TASK PROMPT >> For the data below, please report each line where the word "Coyoacán" is found.
BEGIN DATASET CONTENT
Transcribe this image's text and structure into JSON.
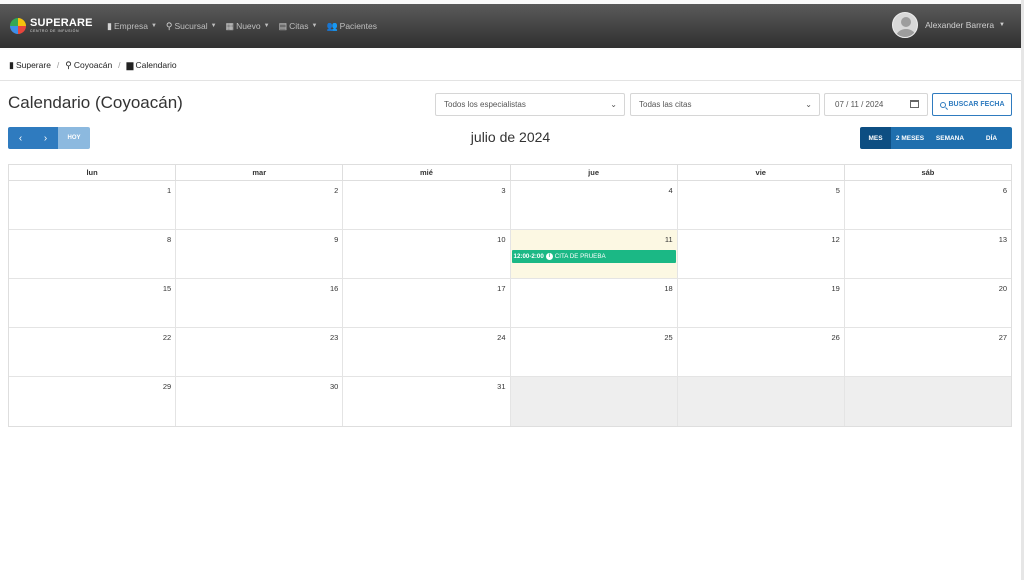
{
  "navbar": {
    "brand_name": "SUPERARE",
    "brand_sub": "CENTRO DE INFUSIÓN",
    "menu": [
      {
        "label": "Empresa",
        "icon": "building-icon",
        "has_caret": true
      },
      {
        "label": "Sucursal",
        "icon": "map-marker-icon",
        "has_caret": true
      },
      {
        "label": "Nuevo",
        "icon": "calendar-plus-icon",
        "has_caret": true
      },
      {
        "label": "Citas",
        "icon": "list-alt-icon",
        "has_caret": true
      },
      {
        "label": "Pacientes",
        "icon": "users-icon",
        "has_caret": false
      }
    ],
    "user_name": "Alexander Barrera"
  },
  "breadcrumb": {
    "items": [
      "Superare",
      "Coyoacán",
      "Calendario"
    ]
  },
  "page": {
    "title": "Calendario (Coyoacán)",
    "specialist_select": "Todos los especialistas",
    "appointments_select": "Todas las citas",
    "date_value": "07 / 11 / 2024",
    "search_button": "BUSCAR FECHA"
  },
  "toolbar": {
    "prev_symbol": "‹",
    "next_symbol": "›",
    "today_label": "HOY",
    "month_title": "julio de 2024",
    "views": [
      "MES",
      "2 MESES",
      "SEMANA",
      "DÍA"
    ]
  },
  "calendar": {
    "weekdays": [
      "lun",
      "mar",
      "mié",
      "jue",
      "vie",
      "sáb"
    ],
    "weeks": [
      [
        "1",
        "2",
        "3",
        "4",
        "5",
        "6"
      ],
      [
        "8",
        "9",
        "10",
        "11",
        "12",
        "13"
      ],
      [
        "15",
        "16",
        "17",
        "18",
        "19",
        "20"
      ],
      [
        "22",
        "23",
        "24",
        "25",
        "26",
        "27"
      ],
      [
        "29",
        "30",
        "31",
        "",
        "",
        ""
      ]
    ],
    "today_day": "11",
    "event": {
      "time": "12:00-2:00",
      "title": "CITA DE PRUEBA",
      "day": "11",
      "color": "#1bb885"
    }
  },
  "colors": {
    "primary": "#2f7bbf",
    "active_view": "#0d4e82",
    "today_bg": "#fcf8e3",
    "navbar_bg": "#3a3a3a"
  }
}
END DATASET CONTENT
TASK OUTPUT >>
      "Coyoacán",
    "title": "Calendario (Coyoacán)",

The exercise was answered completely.